Spawn points are areas in a level where players spawn. In levels designed for team play, these points are usually grouped so that each team spawns in their own tight area of the level. Spawn points are typically reserved for one team at any time and often have the ability to change hands to the other team. Some games even allow spawn points to be created by players; using a beacon for example in Battlefield 2142. "Odd" spawn points cause the player to be spawned as if actively entering the game world, rather than merely appearing there.

Regarding player-created spawn points, the game Enemy Territory: Quake Wars allows players utilizing the Strogg Technican class (Strogg team version of GDF Medic class) to create "spawn hosts" out of the bodies of fallen GDF enemies. Any player on the Strogg team can use any unused spawn host and the player - upon death - can use it to spawn closer to the objective or in a tactical location, being effective tools for defending a location or advancing the front line. The spawn host disappears after the Strogg player respawns at its location, so the spawn host can only be used once. Conversely, players utilizing the GDF Medic class can disable and remove Strogg player-created spawn hosts by zapping them with their defibrillator pads.

Spawn camping is a practice where a player waits near precise spawn points to kill enemies as they spawn. This is usually considered to be poor sportsmanship and some players even perceive it to be exploitative of the game itself. Most team-based games have some kind of protection against spawn camping, such as a one-way door that only allows players to leave the spawn area, permanent AI defences or perhaps a timer which kills enemies if they spend too long around the spawn area. Games with capturable spawn points will often leave some spawn points without this sort of camping protection. Spawn points for game objects are often abused in a similar fashion in game types such as role-playing games.

Enemy respawning[edit]

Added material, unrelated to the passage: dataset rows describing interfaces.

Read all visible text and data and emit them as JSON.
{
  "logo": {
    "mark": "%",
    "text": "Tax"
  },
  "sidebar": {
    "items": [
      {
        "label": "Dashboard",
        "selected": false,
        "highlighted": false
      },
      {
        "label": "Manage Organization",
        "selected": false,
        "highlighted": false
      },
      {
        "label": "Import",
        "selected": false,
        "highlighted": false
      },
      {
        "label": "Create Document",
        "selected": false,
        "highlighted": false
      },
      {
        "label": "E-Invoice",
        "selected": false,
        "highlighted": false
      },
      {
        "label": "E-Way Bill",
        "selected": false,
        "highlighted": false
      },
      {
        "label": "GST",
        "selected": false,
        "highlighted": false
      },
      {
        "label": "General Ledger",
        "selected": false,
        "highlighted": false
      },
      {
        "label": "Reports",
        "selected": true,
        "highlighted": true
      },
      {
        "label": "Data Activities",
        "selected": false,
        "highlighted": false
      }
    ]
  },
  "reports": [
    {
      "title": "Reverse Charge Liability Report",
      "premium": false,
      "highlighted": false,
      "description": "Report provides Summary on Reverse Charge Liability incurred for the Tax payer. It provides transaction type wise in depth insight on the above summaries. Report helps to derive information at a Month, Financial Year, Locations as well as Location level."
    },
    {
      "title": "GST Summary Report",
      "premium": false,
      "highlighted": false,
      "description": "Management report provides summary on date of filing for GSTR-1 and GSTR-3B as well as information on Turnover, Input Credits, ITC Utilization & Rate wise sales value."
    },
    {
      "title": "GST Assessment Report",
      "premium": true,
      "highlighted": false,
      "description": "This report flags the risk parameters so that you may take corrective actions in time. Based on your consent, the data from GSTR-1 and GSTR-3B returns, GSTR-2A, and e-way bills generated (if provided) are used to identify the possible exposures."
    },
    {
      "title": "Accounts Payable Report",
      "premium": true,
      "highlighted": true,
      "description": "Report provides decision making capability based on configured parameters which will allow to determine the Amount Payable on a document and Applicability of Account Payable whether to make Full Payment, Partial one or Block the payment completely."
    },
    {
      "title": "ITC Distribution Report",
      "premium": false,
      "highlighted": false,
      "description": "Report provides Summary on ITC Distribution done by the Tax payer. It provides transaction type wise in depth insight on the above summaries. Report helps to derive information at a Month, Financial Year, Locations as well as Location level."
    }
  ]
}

In some games, enemies may be respawned (or, equivalently, new ones spawned) to keep players on their toes and create tension, or force players to move on, making it too costly (in resources) and/or too dangerous to stay in one place for too long. Enemies may visibly spawn or, in more realistic games, spawn outside the player's line of sight and move towards the player. Early games including monster respawning are Joust, Doom and its sequel Doom II: Hell on Earth. The enemies in these games had the ability to spawn from their teammates. Later games that continuously spawn enemies include GoldenEye 007, Perfect Dark, System Shock, Mass Effect 2 and Call of Duty.

In MMORPGs, it is typical for monsters or mobs of monsters to continually respawn to allow all players a chance to fight. Some of these games implement instances, which create a temporary copy of the game world and its characters, reserved for a subset of players. This allows each subset the chance to experience that part of the game without any interference from uninvited guests.[2]

Player-requested entities[edit]

In some games a player who has access to debugging or administrative tools can spawn entities or pickups with said tools.

See also[edit]

References[edit]

  1. ^ Saunders, Kevin; Novak, Jeannie (2012-03-27). Game Development Essentials: Game Interface Design. Cengage Learning. p. 200. ISBN 1285401379. Retrieved 2014-11-26. 
  2. ^ "World of Warcraft: Instancing". Retrieved 2007-03-04.